Published in New England Journal of Medicine 19 July 2021


The role of factor XI in the pathogenesis of postoperative venous thromboembolism is uncertain. Abelacimab is a monoclonal antibody that binds to factor XI and locks it in the zymogen (inactive precursor) conformation.

In this open-label, parallel-group trial, we randomly assigned 412 patients who were undergoing total knee arthroplasty to receive one of three regimens of abelacimab (30 mg, 75 mg, or 150 mg) administered postoperatively in a single intravenous dose or to receive 40 mg of enoxaparin administered subcutaneously once daily.
The primary efficacy outcome was venous thromboembolism, detected by mandatory venography of the leg involved in the operation or objective confirmation of symptomatic events. The principal safety outcome was a composite of major or clinically relevant non-major bleeding up to 30 days after surgery.

Venous thromboembolism occurred in 13 of 102 patients (13%) in the 30-mg abelacimab group, 5 of 99 patients (5%) in the 75-mg abelacimab group, and 4 of 98 patients (4%) in the 150-mg abelacimab group, as compared with 22 of 101 patients (22%) in the enoxaparin group. The 30-mg abelacimab regimen was non-inferior to enoxaparin, and the 75-mg and 150-mg abelacimab regimens were superior to enoxaparin (P<0.001).
Bleeding occurred in 2%, 2%, and none of the patients in the 30-mg, 75-mg, and 150-mg abelacimab groups, respectively, and in none of the patients in the enoxaparin group.

This trial showed that factor XI is important for the development of postoperative venous thromboembolism.

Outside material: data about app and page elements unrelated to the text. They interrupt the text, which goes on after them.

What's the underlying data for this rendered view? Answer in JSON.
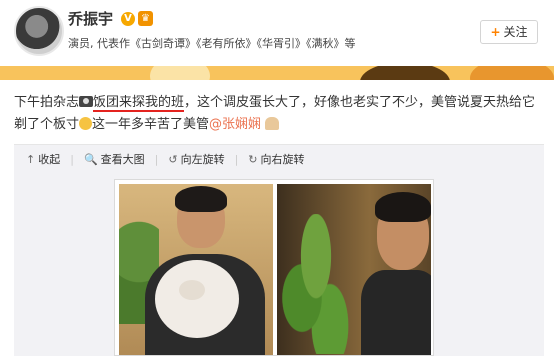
{
  "header": {
    "username": "乔振宇",
    "verified_badge": "V",
    "member_badge": "♛",
    "bio": "演员, 代表作《古剑奇谭》《老有所依》《华胥引》《满秋》等",
    "follow_plus": "+",
    "follow_label": "关注"
  },
  "post": {
    "text_1": "下午拍杂志",
    "text_link": "饭团来探我的班",
    "text_2": "，这个调皮蛋长大了，好像也老实了不少，美管说夏天热给它剃了个板寸",
    "text_3": "这一年多辛苦了美管",
    "mention": "@张娴娴",
    "media_tools": {
      "collapse": {
        "icon": "↑",
        "label": "收起"
      },
      "view_large": {
        "icon": "🔍",
        "label": "查看大图"
      },
      "rotate_left": {
        "icon": "↺",
        "label": "向左旋转"
      },
      "rotate_right": {
        "icon": "↻",
        "label": "向右旋转"
      }
    }
  },
  "colors": {
    "accent_orange": "#ff8200",
    "mention": "#eb7350",
    "underline": "#e4231f"
  }
}
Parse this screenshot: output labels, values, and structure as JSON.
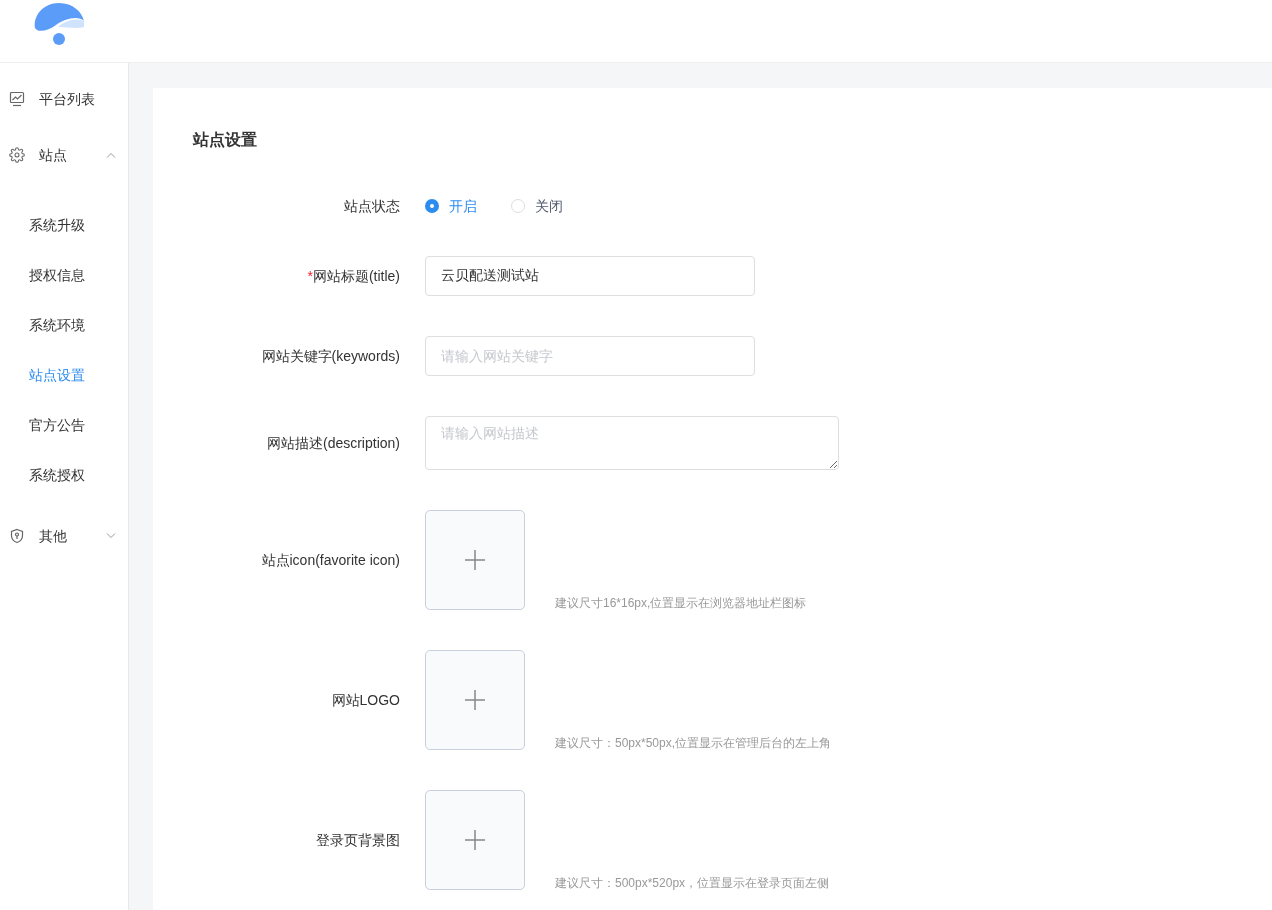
{
  "sidebar": {
    "items": [
      {
        "label": "平台列表"
      },
      {
        "label": "站点",
        "expanded": true,
        "children": [
          {
            "label": "系统升级",
            "selected": false
          },
          {
            "label": "授权信息",
            "selected": false
          },
          {
            "label": "系统环境",
            "selected": false
          },
          {
            "label": "站点设置",
            "selected": true
          },
          {
            "label": "官方公告",
            "selected": false
          },
          {
            "label": "系统授权",
            "selected": false
          }
        ]
      },
      {
        "label": "其他",
        "expanded": false
      }
    ]
  },
  "page": {
    "title": "站点设置",
    "fields": [
      {
        "kind": "radio",
        "label": "站点状态",
        "options": [
          {
            "label": "开启",
            "selected": true
          },
          {
            "label": "关闭",
            "selected": false
          }
        ]
      },
      {
        "kind": "text",
        "label": "网站标题(title)",
        "required_mark": "*",
        "value": "云贝配送测试站"
      },
      {
        "kind": "text",
        "label": "网站关键字(keywords)",
        "placeholder": "请输入网站关键字"
      },
      {
        "kind": "textarea",
        "label": "网站描述(description)",
        "placeholder": "请输入网站描述"
      },
      {
        "kind": "upload",
        "label": "站点icon(favorite icon)",
        "hint": "建议尺寸16*16px,位置显示在浏览器地址栏图标"
      },
      {
        "kind": "upload",
        "label": "网站LOGO",
        "hint": "建议尺寸：50px*50px,位置显示在管理后台的左上角"
      },
      {
        "kind": "upload",
        "label": "登录页背景图",
        "hint": "建议尺寸：500px*520px，位置显示在登录页面左侧"
      }
    ]
  }
}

Factor XI inhibition with a single intravenous dose of abelacimab after total knee arthroplasty was effective for the prevention of venous thromboembolism and was associated with a low risk of bleeding.


Full McMaster article – Abelacimab effective blood clot treatment, McMaster-led study shows (Open access)


New England Journal of Medicine article – Abelacimab for Prevention of Venous Thromboembolism (Open access)


See more from MedicalBrief archives:


Full-dose anticoagulants cut ICU-support and improved outcomes — 3 clinical trials


Concerns raised about anti-clotting drug trial


Thrombus formation varies according to the type of drug


Novel therapy acts as an antidote to blood thinner


Subscribe to our Newsletter

Receive Medical Brief's free weekly e-newsletter.

* indicates required